After seeing Sunday's coverage of the WW I Draft Registration Cards at Ancestry.com, Darin Price was kind enough to send over not only a scan of an original, but some helpful advice.
I saw your post on WWI Draft Registration Cards in my daily perusal of your website. If you'd like to see an example of an actual one, I've attached my grandfather's. It's interesting to see it filled out.
Of note is something that I think many people who make prop documents forget - the local draft official misspelled St. Anthony as "St. Antony." (It's a tiny, tiny place in Miller County, MO. It's just a collection of 4 or 5 houses, but in 1918 it probably had a post office and a store.) Anyway, not everyone is a perfect speller, and I've noticed that it's not all that unusual to find misspellings even on official documents. Also the rubber stamp, that I assume says "Local Board for the County of Miller State of Mo.", is not legible at the end. I always try to include those types of touches on the few prop documents that I've made. I feel that a prop document doesn't have to look perfect, but it should look *real.*
By the way, some of the cards were typewritten, but the majority from this
county were handwritten.
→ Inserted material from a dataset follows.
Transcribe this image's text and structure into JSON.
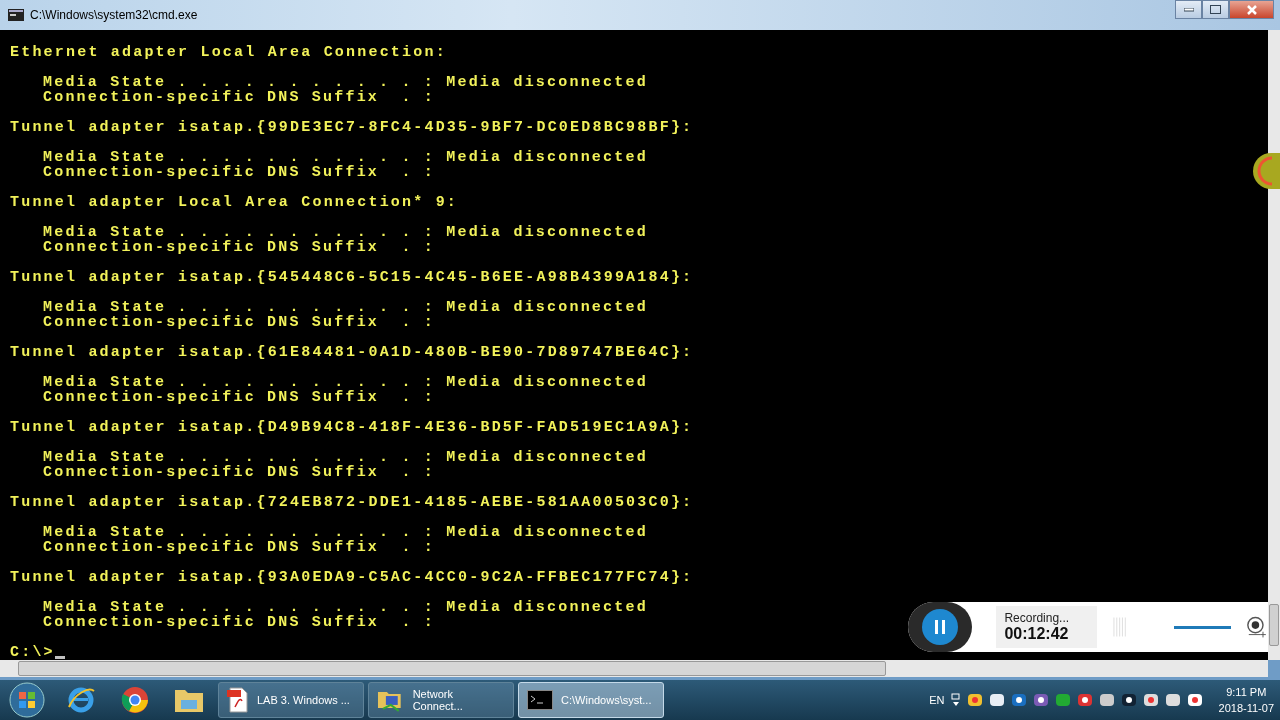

If you are interested in how my grandfather's draft registration turned out: he once told me that he had been called up, and he and the other draftees were put on a train for Texas - I assume for basic training. At one of the stops the train made, they received word that the Armistice had just been signed, so they were all taken off the train and sent back home on the next north-bound train.
My thanks to Mr. Price for his generosity.